I’ve been kicking around this thought for a year or so now - to the outsider a career in data looks like a technical path. The data practitioner learns SQL, how to query data stored in a database somewhere using SQL, and if you know enough SQL you can answer any question whose artifacts are stored in that database somewhere.

The reality is that SQL is the very last mile. SQL is code, and so it looks to the non-practitioner like the act of creation, like code written in any imperative language creates motion and process and a webapp or piece of automation that didn’t exist before. SQL does not create. SQL encapsulates that which already exists as a business process.

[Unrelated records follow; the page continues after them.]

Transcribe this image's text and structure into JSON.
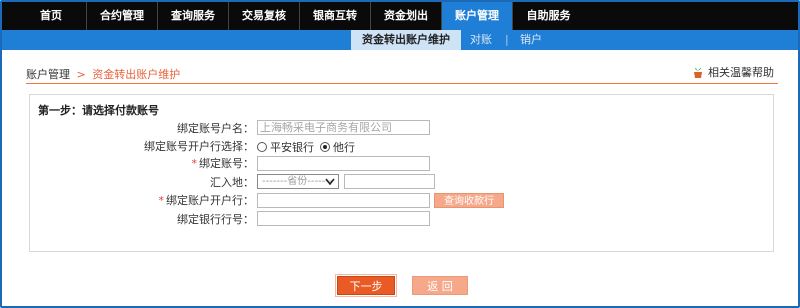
{
  "nav": {
    "items": [
      {
        "label": "首页"
      },
      {
        "label": "合约管理"
      },
      {
        "label": "查询服务"
      },
      {
        "label": "交易复核"
      },
      {
        "label": "银商互转"
      },
      {
        "label": "资金划出"
      },
      {
        "label": "账户管理"
      },
      {
        "label": "自助服务"
      }
    ],
    "active_index": 6
  },
  "subnav": {
    "items": [
      {
        "label": "资金转出账户维护"
      },
      {
        "label": "对账"
      },
      {
        "label": "销户"
      }
    ],
    "separator": "|"
  },
  "breadcrumb": {
    "root": "账户管理",
    "arrow": ">",
    "current": "资金转出账户维护"
  },
  "help": {
    "label": "相关温馨帮助"
  },
  "form": {
    "step_title": "第一步：请选择付款账号",
    "fields": {
      "account_name_label": "绑定账号户名：",
      "account_name_value": "上海畅采电子商务有限公司",
      "bank_choice_label": "绑定账号开户行选择：",
      "bank_option_1": "平安银行",
      "bank_option_2": "他行",
      "bank_selected": "他行",
      "account_no_label": "绑定账号：",
      "remit_place_label": "汇入地：",
      "province_placeholder": "-------省份-------",
      "open_bank_label": "绑定账户开户行：",
      "query_bank_button": "查询收款行",
      "bank_code_label": "绑定银行行号："
    },
    "required_mark": "*"
  },
  "actions": {
    "next_label": "下一步",
    "back_label": "返 回"
  },
  "colors": {
    "nav_bg": "#0a0a0a",
    "accent_blue": "#1f7fd6",
    "accent_orange": "#ea5a24",
    "light_orange": "#f6a88a"
  }
}
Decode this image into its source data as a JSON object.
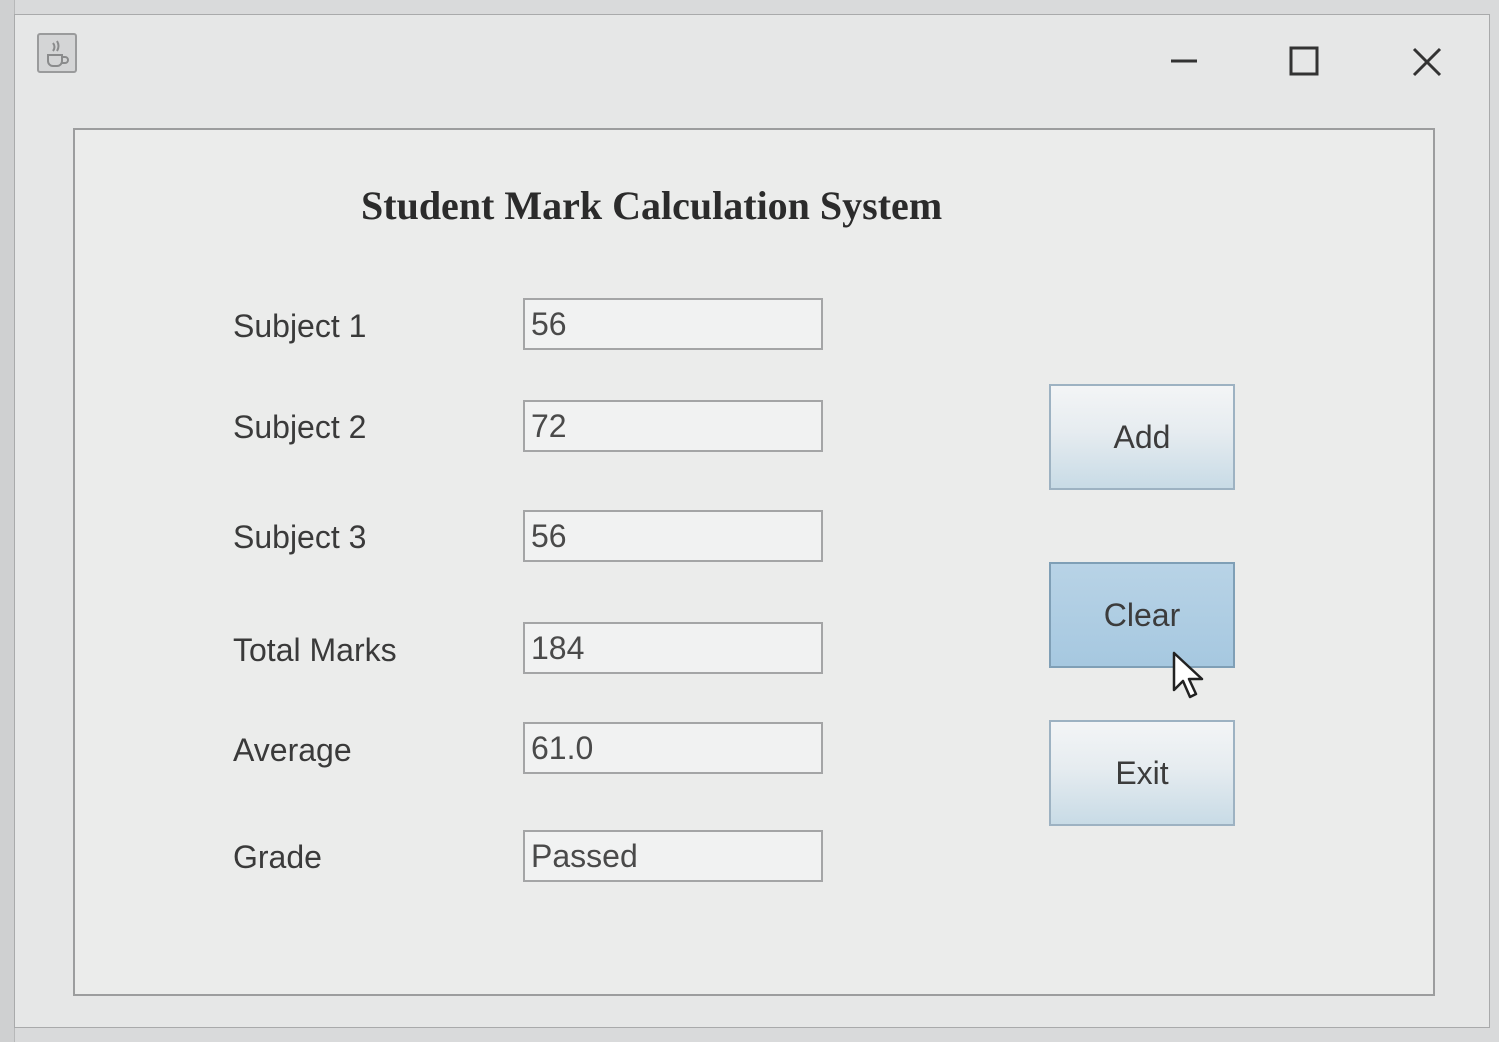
{
  "window": {
    "app_icon": "java-coffee-cup-icon",
    "controls": {
      "minimize": "minimize-icon",
      "maximize": "maximize-icon",
      "close": "close-icon"
    }
  },
  "form": {
    "heading": "Student Mark Calculation System",
    "fields": [
      {
        "label": "Subject 1",
        "value": "56"
      },
      {
        "label": "Subject 2",
        "value": "72"
      },
      {
        "label": "Subject 3",
        "value": "56"
      },
      {
        "label": "Total Marks",
        "value": "184"
      },
      {
        "label": "Average",
        "value": "61.0"
      },
      {
        "label": "Grade",
        "value": "Passed"
      }
    ]
  },
  "buttons": {
    "add": "Add",
    "clear": "Clear",
    "exit": "Exit"
  },
  "state": {
    "pressed_button": "clear",
    "pointer": "arrow-cursor-icon"
  }
}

SQL is a contract. SQL puts business conditions and processes into code. If the business processes are ill-defined, then the SQL that has to be written to handle all the various cases will sprawl. (Most business processes are ill-defined as it turns out, made up in a time of need by a human, and probably one who doesn’t spend their day thinking about data modeling.) If the business process is well-defined, but the SQL author’s understanding of it is wrong or incomplete, then you’ll end up with a poorly written contract that spits out wrong or incomplete answers.

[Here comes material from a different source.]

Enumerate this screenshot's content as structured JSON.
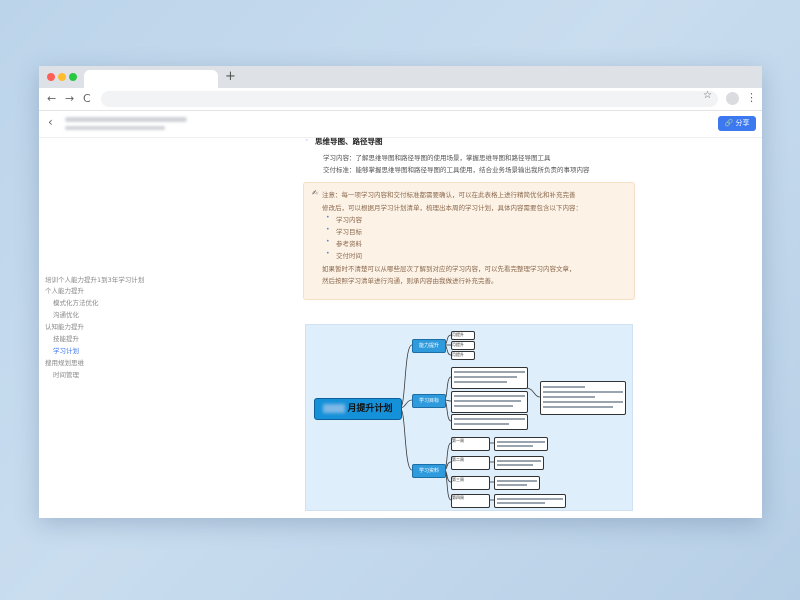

That’s what makes Data the hard part, because to write that contract down always requires the author to have spent time reverse-engineering the business process. I view this as an inherent good for the business as a whole - it forces the business to reckon with itself and to better define how it operates. The road to get there is tough though and in my experience it’s often the data analyst who is actually pulling the cart.